What really saved the Republic from Mr. Trump was a different set of limits on the executive: an informal and unofficial set of institutional norms upheld by federal prosecutors, military officers and state elections officials. You might call these values our “unwritten constitution.” Whatever you call them, they were the decisive factor.”

Opinion | 1918 Germany Has a Warning for America – By Jochen Bittner – The New York Times

By 

Contributing Opinion Writer

Credit…Getty Images

“HAMBURG, Germany — It may well be that Germans have a special inclination to panic at specters from the past, and I admit that this alarmism annoys me at times. Yet watching President Trump’s “Stop the Steal” campaign since Election Day, I can’t help but see a parallel to one of the most dreadful episodes from Germany’s history.

One hundred years ago, amid the implosions of Imperial Germany, powerful conservatives who led the country into war refused to accept that they had lost. Their denial gave birth to arguably the most potent and disastrous political lie of the 20th century — the Dolchstosslegende, or stab-in-the-back myth.

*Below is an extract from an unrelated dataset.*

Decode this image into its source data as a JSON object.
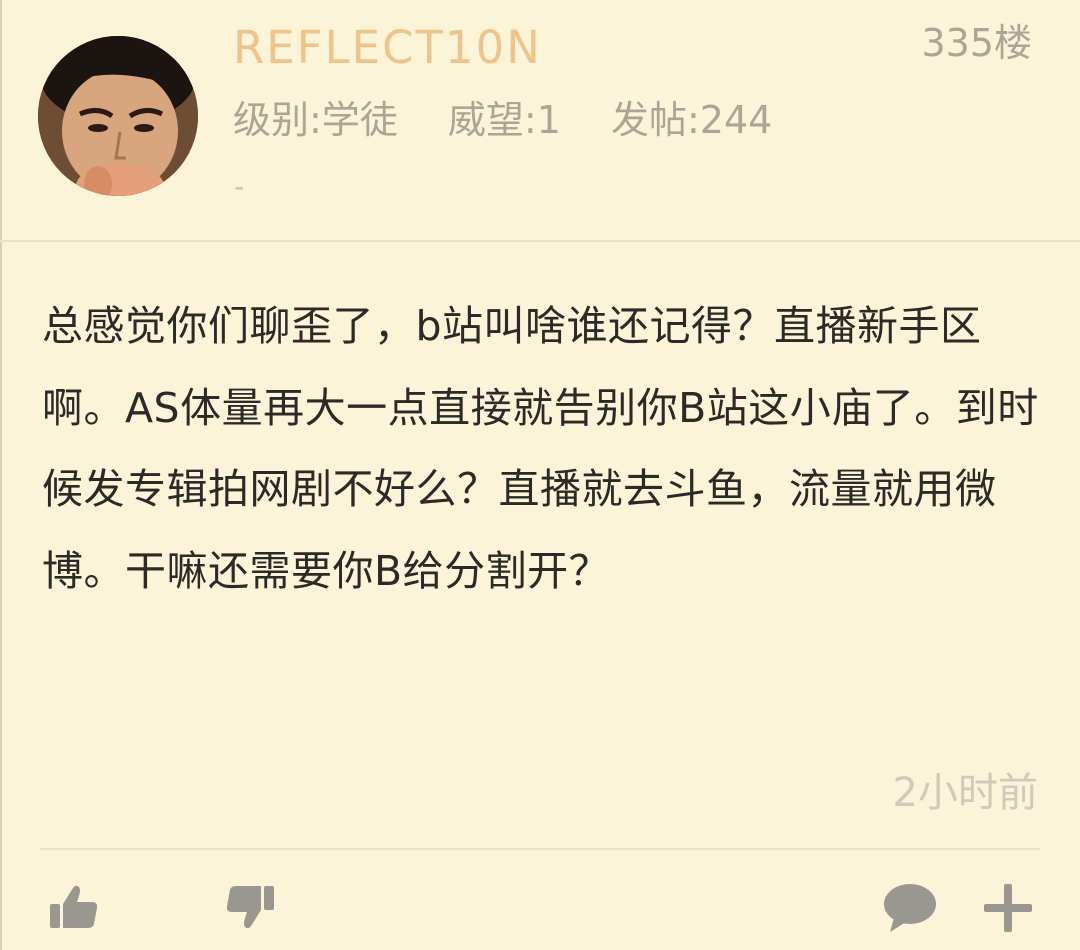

Its core claim was that Imperial Germany never lost World War I. Defeat, its proponents said, was declared but not warranted. It was a conspiracy, a con, a capitulation — a grave betrayal that forever stained the nation. That the claim was palpably false didn’t matter. Among a sizable number of Germans, it stirred resentment, humiliation and anger. And the one figure who knew best how to exploit their frustration was Adolf Hitler.

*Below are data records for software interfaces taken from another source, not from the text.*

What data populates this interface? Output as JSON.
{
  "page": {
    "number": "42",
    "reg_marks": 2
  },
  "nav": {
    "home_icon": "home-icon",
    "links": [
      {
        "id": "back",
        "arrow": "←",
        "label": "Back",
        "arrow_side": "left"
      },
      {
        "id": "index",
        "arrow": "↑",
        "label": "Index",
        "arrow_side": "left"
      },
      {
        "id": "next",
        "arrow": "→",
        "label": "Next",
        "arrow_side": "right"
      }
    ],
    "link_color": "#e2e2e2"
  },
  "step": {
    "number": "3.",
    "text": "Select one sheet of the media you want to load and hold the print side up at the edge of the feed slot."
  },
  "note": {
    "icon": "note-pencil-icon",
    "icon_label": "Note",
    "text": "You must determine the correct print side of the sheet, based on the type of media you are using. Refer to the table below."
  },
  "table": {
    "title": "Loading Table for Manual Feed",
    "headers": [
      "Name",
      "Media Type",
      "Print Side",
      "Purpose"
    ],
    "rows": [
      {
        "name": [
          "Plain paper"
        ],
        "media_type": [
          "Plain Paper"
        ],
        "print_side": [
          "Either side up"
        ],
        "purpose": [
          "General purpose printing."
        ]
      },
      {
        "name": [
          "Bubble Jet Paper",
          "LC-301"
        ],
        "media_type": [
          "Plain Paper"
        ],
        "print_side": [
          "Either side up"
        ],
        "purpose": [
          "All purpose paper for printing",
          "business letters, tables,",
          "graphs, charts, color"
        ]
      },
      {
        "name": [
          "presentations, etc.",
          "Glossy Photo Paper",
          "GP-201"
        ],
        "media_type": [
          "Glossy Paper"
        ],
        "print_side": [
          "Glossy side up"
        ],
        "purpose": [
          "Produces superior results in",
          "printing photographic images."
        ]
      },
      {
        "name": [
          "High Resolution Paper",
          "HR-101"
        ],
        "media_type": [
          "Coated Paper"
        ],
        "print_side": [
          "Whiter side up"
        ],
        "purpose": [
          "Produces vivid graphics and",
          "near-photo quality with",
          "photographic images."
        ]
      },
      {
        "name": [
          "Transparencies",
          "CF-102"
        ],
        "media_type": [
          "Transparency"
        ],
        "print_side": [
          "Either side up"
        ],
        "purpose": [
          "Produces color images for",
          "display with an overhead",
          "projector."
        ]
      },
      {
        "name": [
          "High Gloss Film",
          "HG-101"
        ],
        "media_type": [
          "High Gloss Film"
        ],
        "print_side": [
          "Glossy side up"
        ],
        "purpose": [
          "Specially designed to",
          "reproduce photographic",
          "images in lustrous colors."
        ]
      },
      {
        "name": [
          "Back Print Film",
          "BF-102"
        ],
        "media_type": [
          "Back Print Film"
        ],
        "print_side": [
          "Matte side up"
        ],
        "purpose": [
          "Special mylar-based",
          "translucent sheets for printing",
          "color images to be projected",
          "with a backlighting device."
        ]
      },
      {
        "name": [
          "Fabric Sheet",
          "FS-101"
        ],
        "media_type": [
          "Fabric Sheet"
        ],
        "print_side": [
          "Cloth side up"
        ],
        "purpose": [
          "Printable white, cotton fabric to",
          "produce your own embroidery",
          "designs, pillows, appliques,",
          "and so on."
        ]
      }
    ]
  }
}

Don’t get me wrong: This is not about comparing Mr. Trump to Hitler, which would be absurd. But the Dolchstosslegende provides a warning. It’s tempting to dismiss Mr. Trump’s irrational claim that the election was “rigged” as a laughable last convulsion of his reign or a cynical bid to heighten the market value for the TV personality he might once again intend to become, especially as he appears to be giving up on his effort to overturn the election result.”

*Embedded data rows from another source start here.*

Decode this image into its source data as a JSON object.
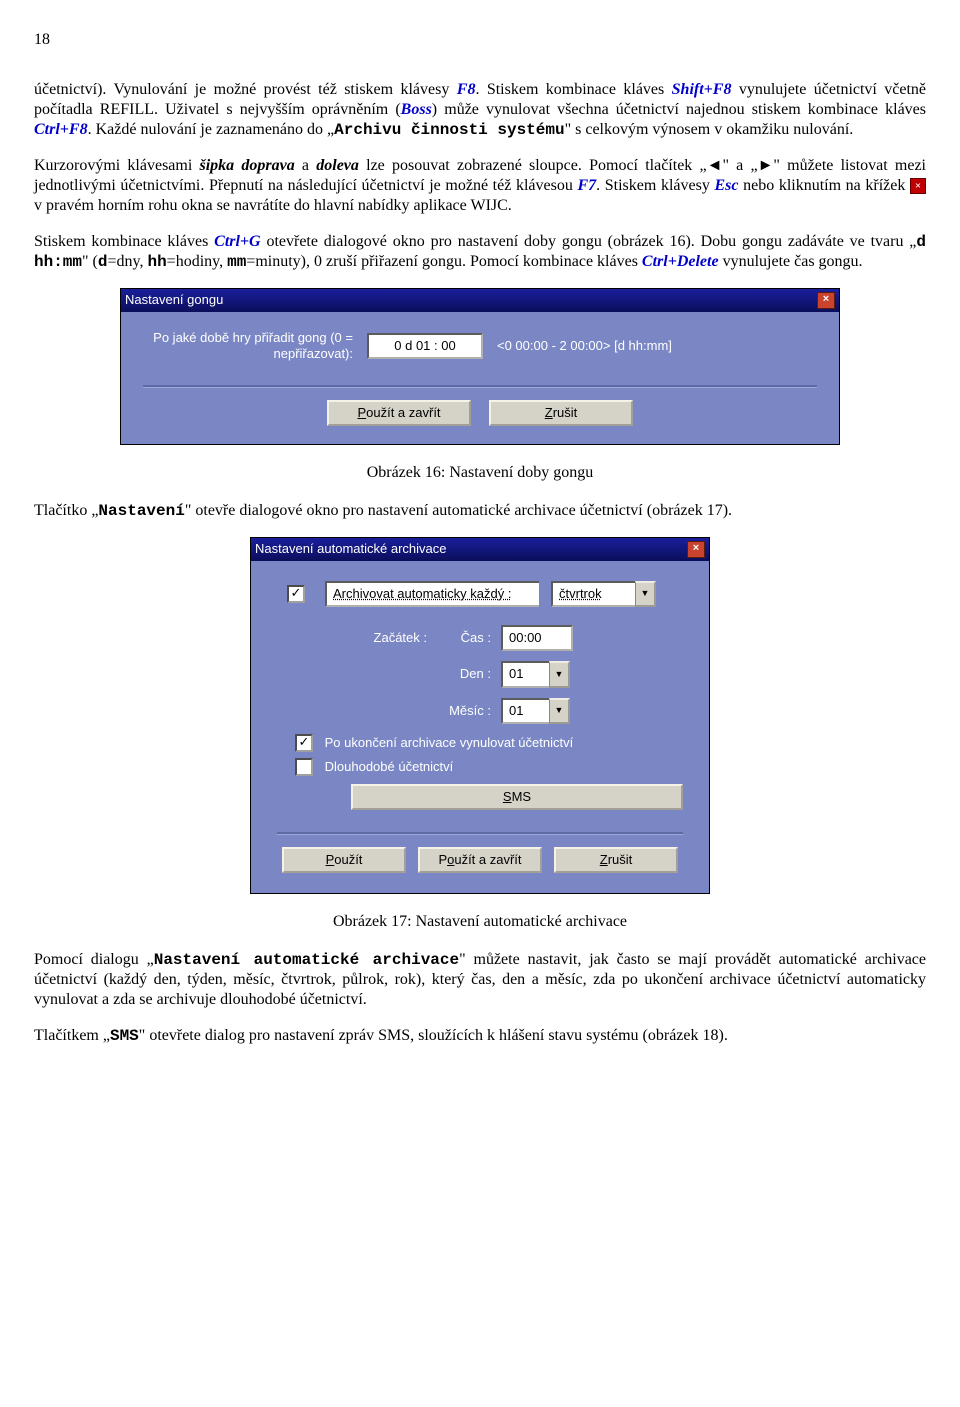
{
  "page_number": "18",
  "para1": {
    "seg1": "účetnictví). Vynulování je možné provést též stiskem klávesy ",
    "k1": "F8",
    "seg2": ". Stiskem kombinace kláves ",
    "k2": "Shift+F8",
    "seg3": " vynulujete účetnictví včetně počítadla REFILL. Uživatel s nejvyšším oprávněním (",
    "k3": "Boss",
    "seg4": ") může vynulovat všechna účetnictví najednou stiskem kombinace kláves ",
    "k4": "Ctrl+F8",
    "seg5": ". Každé nulování je zaznamenáno do „",
    "m1": "Archivu činnosti systému",
    "seg6": "\" s celkovým výnosem v okamžiku nulování."
  },
  "para2": {
    "seg1": "Kurzorovými klávesami ",
    "b1": "šipka doprava",
    "seg2": " a ",
    "b2": "doleva",
    "seg3": " lze posouvat zobrazené sloupce. Pomocí tlačítek „◄\" a „►\" můžete listovat mezi jednotlivými účetnictvími. Přepnutí na následující účetnictví je možné též klávesou ",
    "k1": "F7",
    "seg4": ". Stiskem klávesy ",
    "k2": "Esc",
    "seg5": " nebo kliknutím na křížek ",
    "seg6": " v pravém horním rohu okna se navrátíte do hlavní nabídky aplikace WIJC."
  },
  "para3": {
    "seg1": "Stiskem kombinace kláves ",
    "k1": "Ctrl+G",
    "seg2": " otevřete dialogové okno pro nastavení doby gongu (obrázek 16). Dobu gongu zadáváte ve tvaru „",
    "m1": "d hh:mm",
    "seg3": "\" (",
    "m2": "d",
    "seg4": "=dny, ",
    "m3": "hh",
    "seg5": "=hodiny, ",
    "m4": "mm",
    "seg6": "=minuty), 0 zruší přiřazení gongu. Pomocí kombinace kláves ",
    "k2": "Ctrl+Delete",
    "seg7": " vynulujete čas gongu."
  },
  "dialog1": {
    "title": "Nastavení gongu",
    "label": "Po jaké době hry přiřadit gong (0 = nepřiřazovat):",
    "value": "0 d 01 : 00",
    "hint": "<0 00:00 - 2 00:00> [d hh:mm]",
    "btn_apply_close": "Použít a zavřít",
    "btn_cancel": "Zrušit"
  },
  "caption1": "Obrázek 16: Nastavení doby gongu",
  "para4": {
    "seg1": "Tlačítko „",
    "m1": "Nastavení",
    "seg2": "\" otevře dialogové okno pro nastavení automatické archivace účetnictví (obrázek 17)."
  },
  "dialog2": {
    "title": "Nastavení automatické archivace",
    "chk_auto": "Archivovat automaticky každý :",
    "period_value": "čtvrtrok",
    "start_label": "Začátek :",
    "time_label": "Čas :",
    "time_value": "00:00",
    "day_label": "Den :",
    "day_value": "01",
    "month_label": "Měsíc :",
    "month_value": "01",
    "chk_reset": "Po ukončení archivace vynulovat účetnictví",
    "chk_long": "Dlouhodobé účetnictví",
    "btn_sms": "SMS",
    "btn_apply": "Použít",
    "btn_apply_close": "Použít a zavřít",
    "btn_cancel": "Zrušit"
  },
  "caption2": "Obrázek 17: Nastavení automatické archivace",
  "para5": {
    "seg1": "Pomocí dialogu „",
    "m1": "Nastavení automatické archivace",
    "seg2": "\" můžete nastavit, jak často se mají provádět automatické archivace účetnictví (každý den, týden, měsíc, čtvrtrok, půlrok, rok), který čas, den a měsíc, zda po ukončení archivace účetnictví automaticky vynulovat a zda se archivuje dlouhodobé účetnictví."
  },
  "para6": {
    "seg1": "Tlačítkem „",
    "m1": "SMS",
    "seg2": "\" otevřete dialog pro nastavení zpráv SMS, sloužících k hlášení stavu systému (obrázek 18)."
  }
}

David Lindsay:
What do Jochen Bittner and my sister Elly Lindsay have in common. It is at least an interest in history. I graduated from high school in three years complicated by anti Vietnam war activities and drugs. My parents supported me in a gap year, where I lived in Cambridge MA with my sister Elly. I worked as a volunteer stage carpenter and electrician at the Harvard Loeb Drama Center, while Elly finished her senior year at Radcliff College at Harvard. Elly was the president of the Harvard Dramat at the Loeb Theater, and acting in shows, while studying history and literature. She was particularly proud of one of her major papers for the history department, where she examined how Germany fell into fascism, and she wrote in her conclusions, that Americans would not have been immune to the forces at work in Germany. We could in similar circumstances, be just as horrible as the Germans were in World War II.
Bret Stephens wrote about Dolchstosslegende in a piece I posted last week. This piece adds a great deal to the discussion, or better put, to the warning. Trump insisting that the election was stolen, is dangerous. Republicans of any patriotic worth, should quickly disavow it.